Surprise: Some Active Managers are Skilled.

Surprise: Some Active Managers are Skilled.

June 19, 2015 $SPY, Yahoo Tickers

Last updated on August 20th, 2015 at 08:13 am

Print Friendly

Jonathan Berk, and his co-author Jules van Binsbergen, have a summary piece on a formal academic paper they published by the JFE in 2014. Here is a snippet:

Active fund managers are skilled and, on average, have used their skill to generate about $3.2 million per year. Large cross-sectional differences in skill persist for as long as ten years. Investors recognize this skill and reward it by investing more capital in funds managed by better managers.

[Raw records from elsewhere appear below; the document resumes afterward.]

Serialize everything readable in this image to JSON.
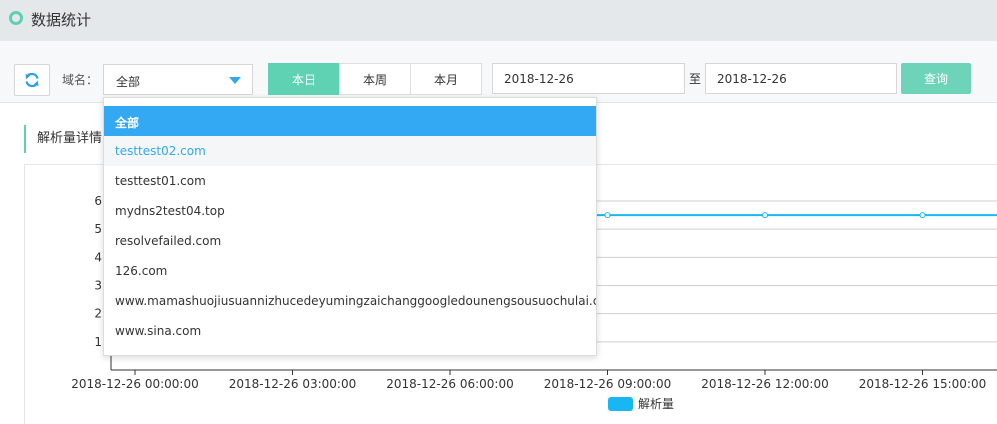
{
  "header": {
    "title": "数据统计"
  },
  "toolbar": {
    "domain_label": "域名：",
    "domain_selected": "全部",
    "range_tabs": [
      "本日",
      "本周",
      "本月"
    ],
    "start_date": "2018-12-26",
    "to_label": "至",
    "end_date": "2018-12-26",
    "query_label": "查询"
  },
  "dropdown": {
    "options": [
      "全部",
      "testtest02.com",
      "testtest01.com",
      "mydns2test04.top",
      "resolvefailed.com",
      "126.com",
      "www.mamashuojiusuannizhucedeyumingzaichanggoogledounengsousuochulai.cn",
      "www.sina.com"
    ],
    "selected_index": 0,
    "hover_index": 1
  },
  "section": {
    "title": "解析量详情"
  },
  "colors": {
    "accent": "#5fd2b4",
    "line": "#19b6f4",
    "selected": "#33a9f3"
  },
  "chart_data": {
    "type": "line",
    "title": "",
    "xlabel": "",
    "ylabel": "",
    "ylim": [
      0,
      6
    ],
    "yticks": [
      "1",
      "2",
      "3",
      "4",
      "5",
      "6"
    ],
    "x": [
      "2018-12-26 00:00:00",
      "2018-12-26 03:00:00",
      "2018-12-26 06:00:00",
      "2018-12-26 09:00:00",
      "2018-12-26 12:00:00",
      "2018-12-26 15:00:00"
    ],
    "series": [
      {
        "name": "解析量",
        "values": [
          5.5,
          5.5,
          5.5,
          5.5,
          5.5,
          5.5
        ]
      }
    ],
    "grid": true,
    "legend": "bottom-center"
  }
}
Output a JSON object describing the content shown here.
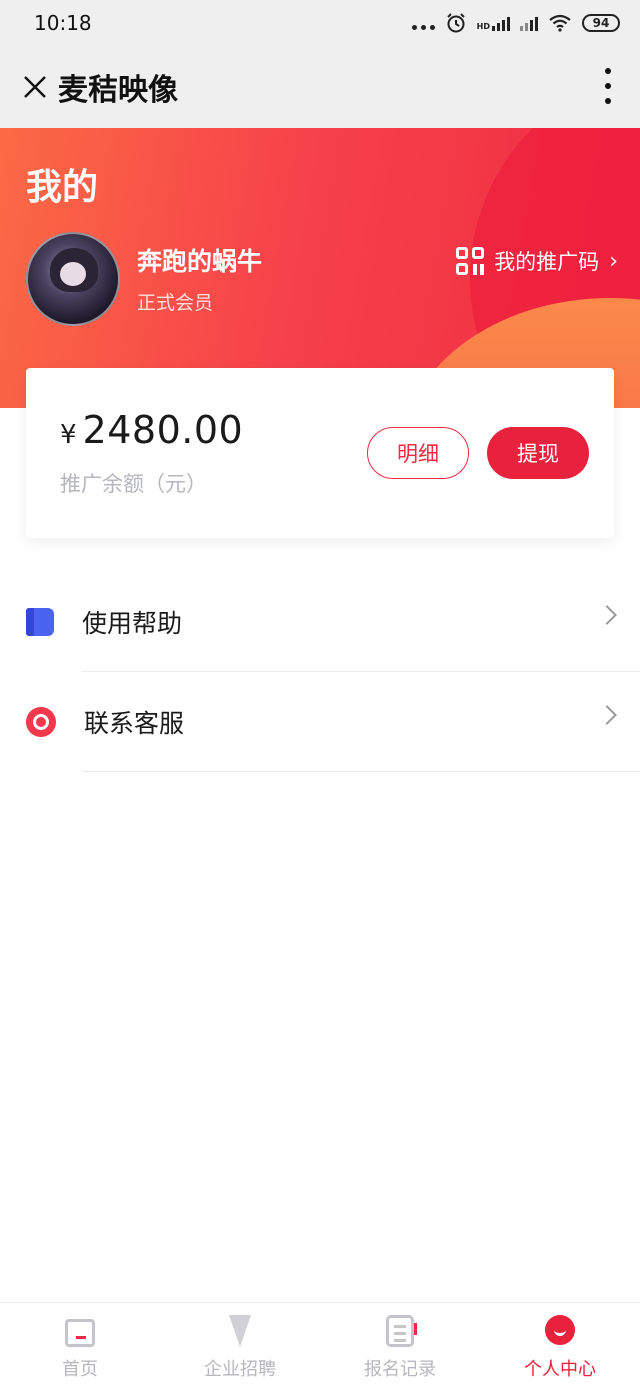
{
  "status_bar": {
    "time": "10:18",
    "network": "HD",
    "battery": "94"
  },
  "nav": {
    "title": "麦秸映像"
  },
  "header": {
    "page_title": "我的",
    "username": "奔跑的蜗牛",
    "member_level": "正式会员",
    "promo_code_label": "我的推广码"
  },
  "balance": {
    "currency": "¥",
    "amount": "2480.00",
    "label": "推广余额（元）",
    "detail_button": "明细",
    "withdraw_button": "提现"
  },
  "menu": [
    {
      "label": "使用帮助",
      "icon": "book-icon"
    },
    {
      "label": "联系客服",
      "icon": "customer-service-icon"
    }
  ],
  "tabbar": {
    "tabs": [
      {
        "label": "首页",
        "icon": "home-icon"
      },
      {
        "label": "企业招聘",
        "icon": "tie-icon"
      },
      {
        "label": "报名记录",
        "icon": "record-icon"
      },
      {
        "label": "个人中心",
        "icon": "user-icon",
        "active": true
      }
    ]
  },
  "colors": {
    "brand_red": "#e8213c",
    "header_gradient_start": "#fb6a45",
    "header_gradient_end": "#ef2a42",
    "help_icon": "#4a63f0",
    "tab_inactive": "#b7b7bd"
  }
}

These funds earn higher aggregate fees, and a strong positive correlation exists between current compensation and future performance.

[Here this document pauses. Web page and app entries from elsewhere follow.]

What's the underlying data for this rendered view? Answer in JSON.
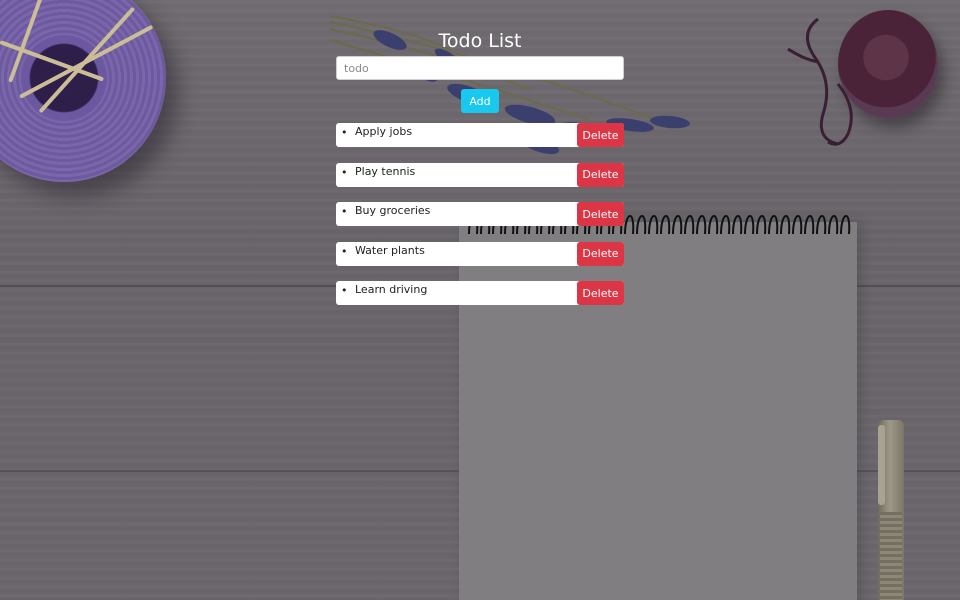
{
  "app": {
    "title": "Todo List",
    "input": {
      "placeholder": "todo",
      "value": ""
    },
    "add_label": "Add",
    "delete_label": "Delete",
    "todos": [
      "Apply jobs",
      "Play tennis",
      "Buy groceries",
      "Water plants",
      "Learn driving"
    ]
  },
  "colors": {
    "add_button": "#19c8ef",
    "delete_button": "#dc3545",
    "title": "#ffffff"
  }
}
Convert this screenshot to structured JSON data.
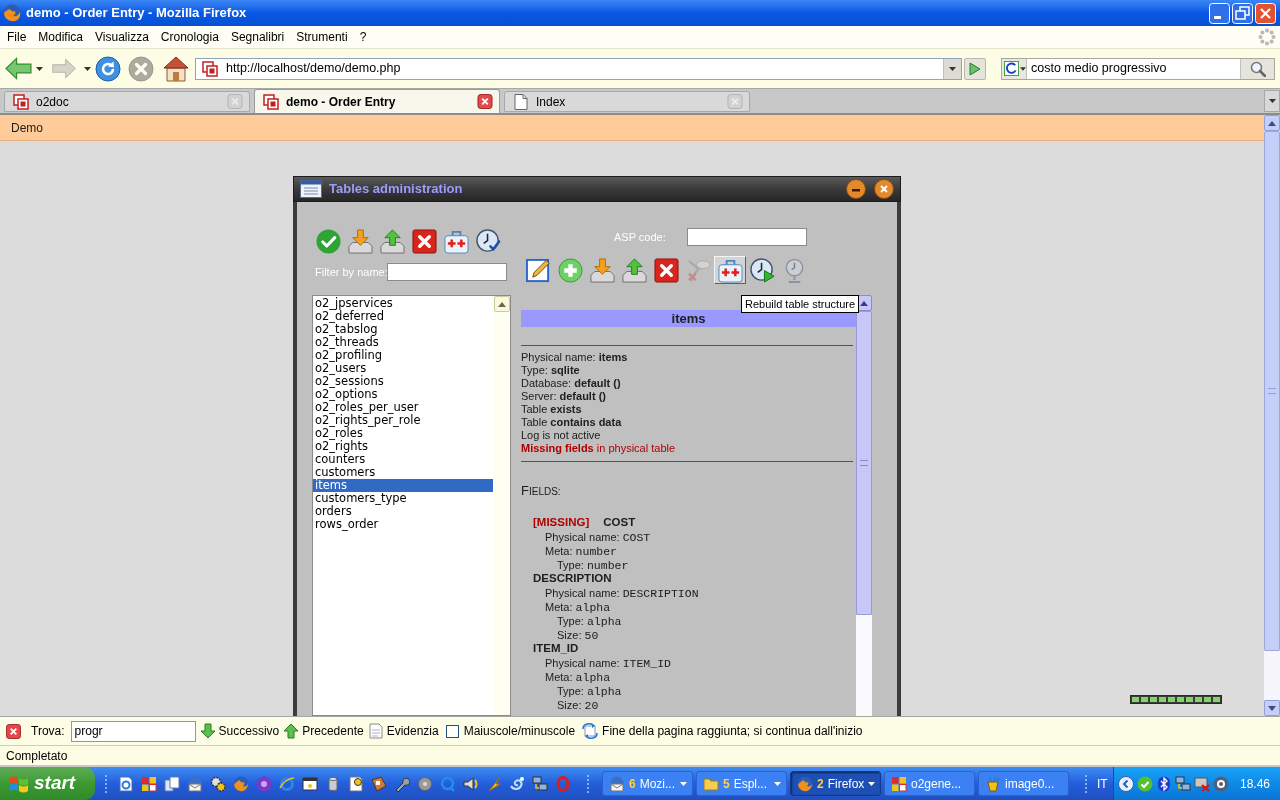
{
  "window": {
    "title": "demo - Order Entry - Mozilla Firefox"
  },
  "menu": [
    "File",
    "Modifica",
    "Visualizza",
    "Cronologia",
    "Segnalibri",
    "Strumenti",
    "?"
  ],
  "toolbar": {
    "buttons": [
      {
        "kind": "back",
        "disabled": false
      },
      {
        "kind": "forward",
        "disabled": true
      },
      {
        "kind": "reload",
        "disabled": false
      },
      {
        "kind": "stop",
        "disabled": true
      },
      {
        "kind": "home",
        "disabled": false
      }
    ],
    "url": "http://localhost/demo/demo.php",
    "search": "costo medio progressivo"
  },
  "tabs": [
    {
      "label": "o2doc",
      "kind": "app",
      "selected": false
    },
    {
      "label": "demo - Order Entry",
      "kind": "app",
      "selected": true
    },
    {
      "label": "Index",
      "kind": "page",
      "selected": false
    }
  ],
  "page": {
    "header": "Demo",
    "meter": {
      "level": 1
    }
  },
  "dialog": {
    "title": "Tables administration",
    "left_tools": [
      {
        "kind": "accept",
        "disabled": false
      },
      {
        "kind": "import",
        "disabled": false
      },
      {
        "kind": "export",
        "disabled": false
      },
      {
        "kind": "delete",
        "disabled": false
      },
      {
        "kind": "rebuild",
        "disabled": false
      },
      {
        "kind": "schedule",
        "disabled": false
      }
    ],
    "filter": {
      "label": "Filter by name:"
    },
    "asp_code": {
      "label": "ASP code:"
    },
    "right_tools": [
      {
        "kind": "edit",
        "disabled": false,
        "pressed": false
      },
      {
        "kind": "add",
        "disabled": false,
        "pressed": false
      },
      {
        "kind": "import",
        "disabled": false,
        "pressed": false
      },
      {
        "kind": "export",
        "disabled": false,
        "pressed": false
      },
      {
        "kind": "delete",
        "disabled": false,
        "pressed": false
      },
      {
        "kind": "unlink",
        "disabled": true,
        "pressed": false
      },
      {
        "kind": "rebuild",
        "disabled": false,
        "pressed": true
      },
      {
        "kind": "run",
        "disabled": false,
        "pressed": false
      },
      {
        "kind": "alarm",
        "disabled": true,
        "pressed": false
      }
    ],
    "tooltip": "Rebuild table structure",
    "tables": [
      {
        "name": "o2_jpservices",
        "selected": false
      },
      {
        "name": "o2_deferred",
        "selected": false
      },
      {
        "name": "o2_tabslog",
        "selected": false
      },
      {
        "name": "o2_threads",
        "selected": false
      },
      {
        "name": "o2_profiling",
        "selected": false
      },
      {
        "name": "o2_users",
        "selected": false
      },
      {
        "name": "o2_sessions",
        "selected": false
      },
      {
        "name": "o2_options",
        "selected": false
      },
      {
        "name": "o2_roles_per_user",
        "selected": false
      },
      {
        "name": "o2_rights_per_role",
        "selected": false
      },
      {
        "name": "o2_roles",
        "selected": false
      },
      {
        "name": "o2_rights",
        "selected": false
      },
      {
        "name": "counters",
        "selected": false
      },
      {
        "name": "customers",
        "selected": false
      },
      {
        "name": "items",
        "selected": true
      },
      {
        "name": "customers_type",
        "selected": false
      },
      {
        "name": "orders",
        "selected": false
      },
      {
        "name": "rows_order",
        "selected": false
      }
    ],
    "details": {
      "title": "items",
      "properties": [
        {
          "text": "Physical name: **items**",
          "kind": "info"
        },
        {
          "text": "Type: **sqlite**",
          "kind": "info"
        },
        {
          "text": "Database: **default ()**",
          "kind": "info"
        },
        {
          "text": "Server: **default ()**",
          "kind": "info"
        },
        {
          "text": "Table **exists**",
          "kind": "info"
        },
        {
          "text": "Table **contains data**",
          "kind": "info"
        },
        {
          "text": "Log is not active",
          "kind": "info"
        },
        {
          "text": "**Missing fields** in physical table",
          "kind": "error"
        }
      ],
      "fields_heading": "FIELDS:",
      "fields": [
        {
          "name": "COST",
          "tag": "[MISSING]",
          "properties": [
            {
              "label": "Physical name:",
              "value": "COST"
            },
            {
              "label": "Meta:",
              "value": "number",
              "children": [
                {
                  "label": "Type:",
                  "value": "number"
                }
              ]
            }
          ]
        },
        {
          "name": "DESCRIPTION",
          "properties": [
            {
              "label": "Physical name:",
              "value": "DESCRIPTION"
            },
            {
              "label": "Meta:",
              "value": "alpha",
              "children": [
                {
                  "label": "Type:",
                  "value": "alpha"
                },
                {
                  "label": "Size:",
                  "value": "50"
                }
              ]
            }
          ]
        },
        {
          "name": "ITEM_ID",
          "properties": [
            {
              "label": "Physical name:",
              "value": "ITEM_ID"
            },
            {
              "label": "Meta:",
              "value": "alpha",
              "children": [
                {
                  "label": "Type:",
                  "value": "alpha"
                },
                {
                  "label": "Size:",
                  "value": "20"
                }
              ]
            }
          ]
        }
      ]
    }
  },
  "find_bar": {
    "label": "Trova:",
    "value": "progr",
    "buttons": [
      {
        "kind": "next",
        "label": "Successivo"
      },
      {
        "kind": "previous",
        "label": "Precedente"
      },
      {
        "kind": "highlight",
        "label": "Evidenzia"
      }
    ],
    "match_case": {
      "label": "Maiuscole/minuscole",
      "checked": false
    },
    "message": "Fine della pagina raggiunta; si continua dall'inizio"
  },
  "status_bar": {
    "text": "Completato"
  },
  "taskbar": {
    "start": "start",
    "tasks": [
      {
        "count": "6",
        "label": "Mozi...",
        "kind": "mail",
        "grouped": true,
        "selected": false
      },
      {
        "count": "5",
        "label": "Espl...",
        "kind": "folder",
        "grouped": true,
        "selected": false
      },
      {
        "count": "2",
        "label": "Firefox",
        "kind": "browser",
        "grouped": true,
        "selected": true
      },
      {
        "label": "o2gene...",
        "kind": "tiles",
        "grouped": false,
        "selected": false
      },
      {
        "label": "image0...",
        "kind": "paint",
        "grouped": false,
        "selected": false
      }
    ],
    "language": "IT",
    "clock": "18.46"
  }
}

This is quite a bold claim, given the seemingly relentless attack on active management the past few years. However, this claim is coming from Jonathan Berk, who is not just another academic–this guy is the real deal. Prof. Jonathan Berk is a very well-known name in academic research circles.

One of his most famous papers, co-authored by Richard Green, is titled, “Mutual Fund Flows and Performance in Rational Markets.” The piece is a must read for anyone making an informed claim that active management is a complete waste of time. The Berk and Green paper made researchers rethink how they determine whether an investment manager’s performance record is due to skill or luck.

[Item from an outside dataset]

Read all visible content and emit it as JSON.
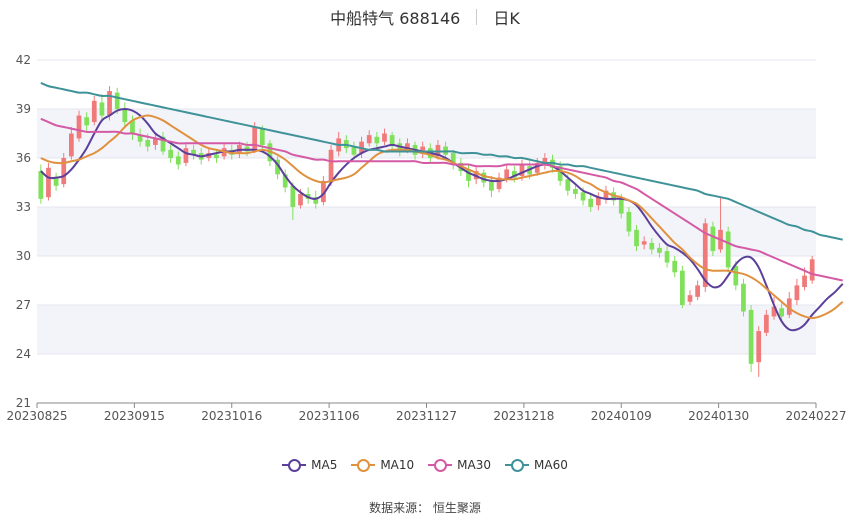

Before Berk and Green, researchers testing the efficient market hypothesis pointed towards the evidence that mutual fund manager performance has little persistence. Managers who do well in a specific year, don’t tend to achieve their same “skill” in future years. In other words, skill isn’t persistent. And of course, the “logical conclusion” from this research was that good performance is simply due to luck. Err…Wrong.

Assessing skill vs. luck is more complicated…

The “big” idea from Berk and Green is that some active managers do have skill, however, asset allocation markets are pretty efficient–the good managers get burdened with too much capital…but that doesn’t mean skilled managers don’t exist!

Consider a manager that can generate $1mm of “alpha” on a $10mm portfolio, or 10% alpha. This manager will quickly get more assets from allocators looking to capture some “edge.” This same skilled manager may be able to generate $10mm of “alpha” on $1B portfolio (i.e, 1% alpha). So this truly skilled manager will be quickly disregarded as “lucky” because their alpha goes from 10%/year to 1%/year, and 1%/year is hard to distinguish from dumb luck. Researchers that fail to account for this industry dynamic, conclude that skilled active management is not persistent, and therefore luck. An analogy is the research we recently highlighted on the “hot hand” in basketball. Research initially concluded that there was no such thing as a hot hand because shooters who got on a streak didn’t maintain their persistent streak. Of course, what happened is that defenders started closely guarding the streaky shooter–equivalent to dumping more assets on an asset manager–and the streaky shooter stopped looking so great. So the basketball player probably was on a streak–and would have continued that streak–but a new burden was placed on the hot-handed player and he was unable to continue being hot.

Here is a video of Prof. Berk explaining their insight into the skill vs. luck debate.


Note: This site provides no information on our value investing ETFs or our momentum investing ETFs. Please refer to this site.


Join thousands of other readers and subscribe to our blog.


Please remember that past performance is not an indicator of future results. Please read our full disclaimer. The views and opinions expressed herein are those of the author and do not necessarily reflect the views of Alpha Architect, its affiliates or its employees. This material has been provided to you solely for information and educational purposes and does not constitute an offer or solicitation of an offer or any advice or recommendation to purchase any securities or other financial instruments and may not be construed as such. The factual information set forth herein has been obtained or derived from sources believed by the author and Alpha Architect to be reliable but it is not necessarily all-inclusive and is not guaranteed as to its accuracy and is not to be regarded as a representation or warranty, express or implied, as to the information’s accuracy or completeness, nor should the attached information serve as the basis of any investment decision. No part of this material may be reproduced in any form, or referred to in any other publication, without express written permission from Alpha Architect.




About the Author

Wesley R. Gray, Ph.D.

After serving as a Captain in the United States Marine Corps, Dr. Gray received a PhD, and was a finance professor at Drexel University. Dr. Gray’s interest in entrepreneurship and behavioral finance led him to found Alpha Architect. Dr. Gray has published three books: EMBEDDED: A Marine Corps Adviser Inside the Iraqi Army, QUANTITATIVE VALUE: A Practitioner’s Guide to Automating Intelligent Investment and Eliminating Behavioral Errors, and DIY FINANCIAL ADVISOR: A Simple Solution to Build and Protect Your Wealth. His numerous published works has been highlighted on CBNC, CNN, NPR, Motley Fool, WSJ Market Watch, CFA Institute, Institutional Investor, and CBS News. Dr. Gray earned an MBA and a PhD in finance from the University of Chicago and graduated magna cum laude with a BS from The Wharton School of the University of Pennsylvania.